Thousands of youngsters in the UK are to take part in a major study to determine whether mindfulness can improve teenagers' mental health.
Led by the Wellcome Trust, the three-part study will feature the first large randomised control trial of mindfulness training compared with normal teaching methods in 76 schools.
Teenagers are particularly vulnerable to mental illness, with over 75 per cent of mental disorders beginning before the age of 24 and half by the age of 15.
Promoters of mindfulness claim that just as physical training can lead to better physical health, psychological training can lead to improved mental health outcomes.
Researchers hope that by intervening early they can find out whether they can build young people's resilience and help to prevent mental illness developing.
The teenagers will be encouraged to practise 'executive control' - improving their ability to employ problem solving skills in the face of emotional distress, intrusive thoughts or behavioural impulses.
Researchers wish to evaluate mindfulness training across the whole population, assessing both mental health problems and positive mental health. The key outcomes they are looking for are risk of depression, social and behavioural skills, and well-being.
They are also looking at secondary outcomes, including peer relationships, anxiety, student attainment and teacher well-being.
In one of the study's phases, researchers at the Universities of Oxford and Exeter will look into how best to train teachers to deliver lessons in mindfulness, evaluating different training methods and how easily and cost effectively they can be scaled up.
The £6.4 million research programme will be carried out by teams at the University of Oxford, University College London (UCL) and the MRC Cognition and Brain Sciences Unit, in collaboration with the University of Exeter, over seven years.
Paula Kearney, a geography teacher at the UCL Academy in Swiss Cottage, London, who has given mindfulness training to her students, said: "Mindfulness gives my students specific skills and tools which they can use if they want to, it's not about making them advanced practitioners or making time for mindfulness compulsory.

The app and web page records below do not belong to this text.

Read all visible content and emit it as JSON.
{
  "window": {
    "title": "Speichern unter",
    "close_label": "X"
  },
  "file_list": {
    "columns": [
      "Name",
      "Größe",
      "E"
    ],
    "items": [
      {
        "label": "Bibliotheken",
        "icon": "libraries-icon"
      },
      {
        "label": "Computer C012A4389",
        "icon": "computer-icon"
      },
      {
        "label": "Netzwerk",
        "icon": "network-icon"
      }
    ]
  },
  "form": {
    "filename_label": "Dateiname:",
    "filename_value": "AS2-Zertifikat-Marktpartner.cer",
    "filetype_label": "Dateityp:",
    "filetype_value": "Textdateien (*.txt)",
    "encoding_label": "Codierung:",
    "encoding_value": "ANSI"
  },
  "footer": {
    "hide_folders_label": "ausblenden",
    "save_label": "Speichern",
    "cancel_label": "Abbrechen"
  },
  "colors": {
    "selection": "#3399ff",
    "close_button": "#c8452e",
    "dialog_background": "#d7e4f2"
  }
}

"A lot of my students use the techniques they like, for example the 'thought bus', more often than just during lessons or times of stress, but also at home."
Posted by Charlotte Michaels